But there are signs of resistance. In India, the nationwide protests against the Citizenship Amendment Act, by farmers against the neo-liberalization of agriculture, and against the state response to the rape of a Dalit girl by upper-caste men in Hathras, Uttar Pradesh, are all heartening but small signs. The United States, in some ways, presents a more heartening story. The Black Lives Matter protests that spontaneously arose across the country captivated the nation and the world. An engaged citizenry came out to vote in the largest numbers in recent history. Most importantly, President Trump was convincingly defeated. But the weeks after the election have proved sobering, dashing any hope that the United States has turned the page on its recent history. As the country faces its second impeachment proceedings, the future still remains unclear. What has been unleashed will have an enduring significance. What is resoundingly clear in both nations is that despite bold claims as the oldest and largest democracies, fundamental democratic institutions have proven to be far less robust than many imagined. Both leaders have unleashed a specter of majoritarian grievance that powerfully haunts public life and its citizens. We need to contend with the imagined victimhood of the majority, address the gross inequities that undergird that grievance, but, most importantly, mobilize around a vision of justice for all. It is no easy task, but all of our lives, quite literally, depends on it.
Banu Subramaniam is professor of women, gender, and sexuality studies at University of Massachusetts, Amherst, and author of Ghost Stories for Darwin: The Science of Variation and the Politics of Diversity, winner of the 2016 Ludwik Fleck Award from the Society for the Social Studies of Science. Her book Holy Science: The Biopolitics of Hindu Nationalism is available now.

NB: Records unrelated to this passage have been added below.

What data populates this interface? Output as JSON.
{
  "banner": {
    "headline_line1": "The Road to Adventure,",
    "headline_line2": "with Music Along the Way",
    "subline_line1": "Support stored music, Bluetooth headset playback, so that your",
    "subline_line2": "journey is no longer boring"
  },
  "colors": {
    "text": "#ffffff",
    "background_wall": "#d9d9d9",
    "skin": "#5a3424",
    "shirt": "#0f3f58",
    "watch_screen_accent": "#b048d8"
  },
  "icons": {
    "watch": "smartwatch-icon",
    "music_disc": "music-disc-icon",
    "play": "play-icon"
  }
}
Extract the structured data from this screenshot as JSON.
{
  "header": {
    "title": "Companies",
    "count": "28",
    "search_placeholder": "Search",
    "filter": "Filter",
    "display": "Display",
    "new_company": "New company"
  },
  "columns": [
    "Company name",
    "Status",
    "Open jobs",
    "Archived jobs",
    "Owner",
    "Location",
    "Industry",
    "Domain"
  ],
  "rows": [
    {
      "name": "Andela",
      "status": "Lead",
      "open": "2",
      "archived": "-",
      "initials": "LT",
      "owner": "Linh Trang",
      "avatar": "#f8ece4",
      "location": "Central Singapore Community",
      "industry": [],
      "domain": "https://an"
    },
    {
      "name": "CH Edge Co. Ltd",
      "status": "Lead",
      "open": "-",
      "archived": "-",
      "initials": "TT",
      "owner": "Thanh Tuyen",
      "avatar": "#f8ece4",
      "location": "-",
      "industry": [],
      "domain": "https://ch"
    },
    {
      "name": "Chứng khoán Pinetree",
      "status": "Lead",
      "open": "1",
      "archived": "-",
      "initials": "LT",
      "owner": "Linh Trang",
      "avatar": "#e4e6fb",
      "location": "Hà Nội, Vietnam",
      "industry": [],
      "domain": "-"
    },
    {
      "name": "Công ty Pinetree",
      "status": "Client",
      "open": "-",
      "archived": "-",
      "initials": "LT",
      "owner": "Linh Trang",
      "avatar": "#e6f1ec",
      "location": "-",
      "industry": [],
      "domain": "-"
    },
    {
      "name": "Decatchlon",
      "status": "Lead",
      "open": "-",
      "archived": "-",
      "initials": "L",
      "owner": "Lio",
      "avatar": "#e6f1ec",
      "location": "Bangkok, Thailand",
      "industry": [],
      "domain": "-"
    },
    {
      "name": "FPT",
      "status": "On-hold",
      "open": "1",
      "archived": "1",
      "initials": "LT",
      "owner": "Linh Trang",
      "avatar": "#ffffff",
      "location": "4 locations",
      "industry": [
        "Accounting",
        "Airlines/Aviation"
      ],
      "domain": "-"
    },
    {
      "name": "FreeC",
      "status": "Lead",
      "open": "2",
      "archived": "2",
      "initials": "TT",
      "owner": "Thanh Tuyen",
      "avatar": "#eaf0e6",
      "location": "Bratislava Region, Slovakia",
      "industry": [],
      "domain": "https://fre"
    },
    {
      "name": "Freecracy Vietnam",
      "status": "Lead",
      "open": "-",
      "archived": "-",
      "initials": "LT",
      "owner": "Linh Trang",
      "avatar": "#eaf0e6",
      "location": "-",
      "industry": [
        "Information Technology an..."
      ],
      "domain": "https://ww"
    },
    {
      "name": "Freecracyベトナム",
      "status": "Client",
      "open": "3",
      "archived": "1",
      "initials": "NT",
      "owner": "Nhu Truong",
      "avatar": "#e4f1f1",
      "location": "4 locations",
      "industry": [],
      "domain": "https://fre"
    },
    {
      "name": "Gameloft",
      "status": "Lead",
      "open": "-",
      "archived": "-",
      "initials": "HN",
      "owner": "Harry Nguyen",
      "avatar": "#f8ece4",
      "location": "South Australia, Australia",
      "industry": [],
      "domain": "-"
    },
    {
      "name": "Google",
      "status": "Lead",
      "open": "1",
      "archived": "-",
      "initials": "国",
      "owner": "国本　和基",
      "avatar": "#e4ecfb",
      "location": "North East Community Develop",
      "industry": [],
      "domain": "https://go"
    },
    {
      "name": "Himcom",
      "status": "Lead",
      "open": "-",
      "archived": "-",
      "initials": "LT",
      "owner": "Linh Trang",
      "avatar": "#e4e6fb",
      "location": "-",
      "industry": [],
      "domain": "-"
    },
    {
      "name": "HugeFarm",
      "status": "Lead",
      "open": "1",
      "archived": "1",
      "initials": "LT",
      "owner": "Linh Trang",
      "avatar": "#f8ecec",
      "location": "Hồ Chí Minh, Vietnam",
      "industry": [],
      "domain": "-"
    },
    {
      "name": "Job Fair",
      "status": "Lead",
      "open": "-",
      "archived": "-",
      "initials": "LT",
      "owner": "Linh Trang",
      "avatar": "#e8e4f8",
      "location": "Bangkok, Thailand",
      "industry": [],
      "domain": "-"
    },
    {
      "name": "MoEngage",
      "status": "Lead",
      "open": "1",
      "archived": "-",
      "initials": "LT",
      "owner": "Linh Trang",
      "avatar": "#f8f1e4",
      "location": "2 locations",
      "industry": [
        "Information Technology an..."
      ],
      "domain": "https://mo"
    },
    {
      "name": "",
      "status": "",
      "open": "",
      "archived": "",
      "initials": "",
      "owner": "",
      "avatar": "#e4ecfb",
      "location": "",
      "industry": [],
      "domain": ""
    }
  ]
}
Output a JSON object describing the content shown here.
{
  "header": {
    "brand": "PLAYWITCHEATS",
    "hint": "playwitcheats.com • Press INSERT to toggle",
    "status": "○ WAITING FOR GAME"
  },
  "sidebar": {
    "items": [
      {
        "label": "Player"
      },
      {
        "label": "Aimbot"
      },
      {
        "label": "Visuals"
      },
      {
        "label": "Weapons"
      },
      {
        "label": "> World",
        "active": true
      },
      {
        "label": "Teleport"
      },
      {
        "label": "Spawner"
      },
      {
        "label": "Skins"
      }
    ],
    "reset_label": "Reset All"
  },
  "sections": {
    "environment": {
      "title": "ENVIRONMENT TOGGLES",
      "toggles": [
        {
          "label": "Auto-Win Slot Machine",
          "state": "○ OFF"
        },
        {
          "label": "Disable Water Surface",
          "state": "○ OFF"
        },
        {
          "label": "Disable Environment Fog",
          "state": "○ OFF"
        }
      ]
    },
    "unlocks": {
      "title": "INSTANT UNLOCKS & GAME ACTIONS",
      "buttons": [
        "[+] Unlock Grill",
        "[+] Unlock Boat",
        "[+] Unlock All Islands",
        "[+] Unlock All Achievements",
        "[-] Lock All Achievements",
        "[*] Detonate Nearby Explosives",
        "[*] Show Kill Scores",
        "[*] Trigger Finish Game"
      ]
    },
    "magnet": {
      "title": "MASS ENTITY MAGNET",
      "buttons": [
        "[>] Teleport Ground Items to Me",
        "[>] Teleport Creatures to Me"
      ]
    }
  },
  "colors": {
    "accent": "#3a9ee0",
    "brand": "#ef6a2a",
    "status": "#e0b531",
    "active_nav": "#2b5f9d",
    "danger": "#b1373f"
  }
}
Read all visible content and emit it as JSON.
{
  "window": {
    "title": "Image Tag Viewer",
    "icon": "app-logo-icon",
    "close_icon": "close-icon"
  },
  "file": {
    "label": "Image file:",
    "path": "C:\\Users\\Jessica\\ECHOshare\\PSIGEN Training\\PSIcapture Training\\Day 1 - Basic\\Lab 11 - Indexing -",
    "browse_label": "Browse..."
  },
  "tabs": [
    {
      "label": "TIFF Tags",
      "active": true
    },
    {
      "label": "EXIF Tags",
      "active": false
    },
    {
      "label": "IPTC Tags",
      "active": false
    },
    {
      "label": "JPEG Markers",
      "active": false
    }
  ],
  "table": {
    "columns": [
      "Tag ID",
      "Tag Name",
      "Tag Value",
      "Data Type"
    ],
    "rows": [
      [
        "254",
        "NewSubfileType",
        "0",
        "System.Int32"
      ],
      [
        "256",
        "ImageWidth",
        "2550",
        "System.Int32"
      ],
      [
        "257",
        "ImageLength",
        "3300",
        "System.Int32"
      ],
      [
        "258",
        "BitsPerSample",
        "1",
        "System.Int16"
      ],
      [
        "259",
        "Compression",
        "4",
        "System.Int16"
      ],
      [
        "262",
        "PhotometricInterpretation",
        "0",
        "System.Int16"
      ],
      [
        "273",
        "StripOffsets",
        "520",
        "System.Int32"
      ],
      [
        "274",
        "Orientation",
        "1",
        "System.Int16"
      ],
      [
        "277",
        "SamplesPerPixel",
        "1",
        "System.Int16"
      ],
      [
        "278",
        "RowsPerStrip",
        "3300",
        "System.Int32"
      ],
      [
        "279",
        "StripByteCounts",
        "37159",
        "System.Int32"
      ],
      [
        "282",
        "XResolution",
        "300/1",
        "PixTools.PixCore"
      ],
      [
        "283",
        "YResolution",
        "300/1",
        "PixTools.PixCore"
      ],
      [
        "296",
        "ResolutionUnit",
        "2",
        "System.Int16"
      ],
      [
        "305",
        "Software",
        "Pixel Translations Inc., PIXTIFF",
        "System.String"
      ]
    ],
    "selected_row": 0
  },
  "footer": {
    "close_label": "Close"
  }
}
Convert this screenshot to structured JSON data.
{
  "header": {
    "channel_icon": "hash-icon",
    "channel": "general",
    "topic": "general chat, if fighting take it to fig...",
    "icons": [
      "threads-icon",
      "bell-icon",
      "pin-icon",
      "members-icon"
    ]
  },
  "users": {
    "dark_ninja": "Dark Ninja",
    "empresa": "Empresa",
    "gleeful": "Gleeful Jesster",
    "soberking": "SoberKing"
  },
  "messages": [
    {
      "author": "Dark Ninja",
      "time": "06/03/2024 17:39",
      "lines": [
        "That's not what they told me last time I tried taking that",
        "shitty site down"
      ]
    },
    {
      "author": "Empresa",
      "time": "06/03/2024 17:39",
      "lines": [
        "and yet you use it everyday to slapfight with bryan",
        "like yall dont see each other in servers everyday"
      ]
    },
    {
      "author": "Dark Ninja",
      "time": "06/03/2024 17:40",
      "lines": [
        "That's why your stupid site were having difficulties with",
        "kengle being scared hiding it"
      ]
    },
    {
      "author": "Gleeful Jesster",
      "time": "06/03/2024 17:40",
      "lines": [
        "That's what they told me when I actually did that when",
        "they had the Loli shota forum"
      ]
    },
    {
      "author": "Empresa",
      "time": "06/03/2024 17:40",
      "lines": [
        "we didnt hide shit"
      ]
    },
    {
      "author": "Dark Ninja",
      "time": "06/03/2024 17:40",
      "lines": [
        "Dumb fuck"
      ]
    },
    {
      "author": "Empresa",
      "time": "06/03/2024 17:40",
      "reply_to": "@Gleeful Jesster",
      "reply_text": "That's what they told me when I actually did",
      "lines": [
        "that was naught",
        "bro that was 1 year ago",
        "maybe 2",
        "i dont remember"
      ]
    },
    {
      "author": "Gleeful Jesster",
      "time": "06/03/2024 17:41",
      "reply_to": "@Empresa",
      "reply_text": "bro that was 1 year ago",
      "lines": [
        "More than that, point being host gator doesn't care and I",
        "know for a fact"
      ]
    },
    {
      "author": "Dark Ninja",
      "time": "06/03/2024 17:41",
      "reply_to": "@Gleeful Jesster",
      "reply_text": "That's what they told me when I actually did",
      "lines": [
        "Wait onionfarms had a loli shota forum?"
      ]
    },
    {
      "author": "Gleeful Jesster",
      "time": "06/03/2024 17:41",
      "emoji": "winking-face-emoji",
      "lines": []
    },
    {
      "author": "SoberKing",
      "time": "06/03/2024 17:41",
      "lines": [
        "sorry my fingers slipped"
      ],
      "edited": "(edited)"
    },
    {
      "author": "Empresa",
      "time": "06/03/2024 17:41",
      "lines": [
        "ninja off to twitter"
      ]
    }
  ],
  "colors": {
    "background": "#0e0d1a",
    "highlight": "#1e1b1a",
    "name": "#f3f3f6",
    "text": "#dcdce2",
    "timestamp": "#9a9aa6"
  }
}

 Sumit Arora, “PM Modi Awarded 2020 Ig Nobel Prize for Medical Education,” Current Affairs, September 22, 2020.
 Joanna Slater, “What the U.S Election Means for India,” Washington Post, October 29, 2020.
 Banu Subramaniam and Debjani Bhattacharyya. “A Viral Education: Scientific Lessons from India’s WhatsApp University,” Somatosphere, May 31, 2020.
 Nandini Sen, “Corona Mata and the Pandemic Goddesses,” Wire, September 25, 2020.
 Debjani Bhattacharyya and Banu Subramaniam, “Technofascism in India,” n+1 Magazine, May 13, 2020.
 Maria Abi-Habib and Samir Yasir. “For India’s Laborers, Coronavirus Lockdown Is an Order to Starve,” New York Times, March 30, 2020.
 Ruchi Kumar, “To Tackle a Virus, Indian Officials Peddle Pseudoscience,” Undark, April 19, 2020.
 Namit Arora, “Talk Less, Work More,” Baffler, November 23, 2020.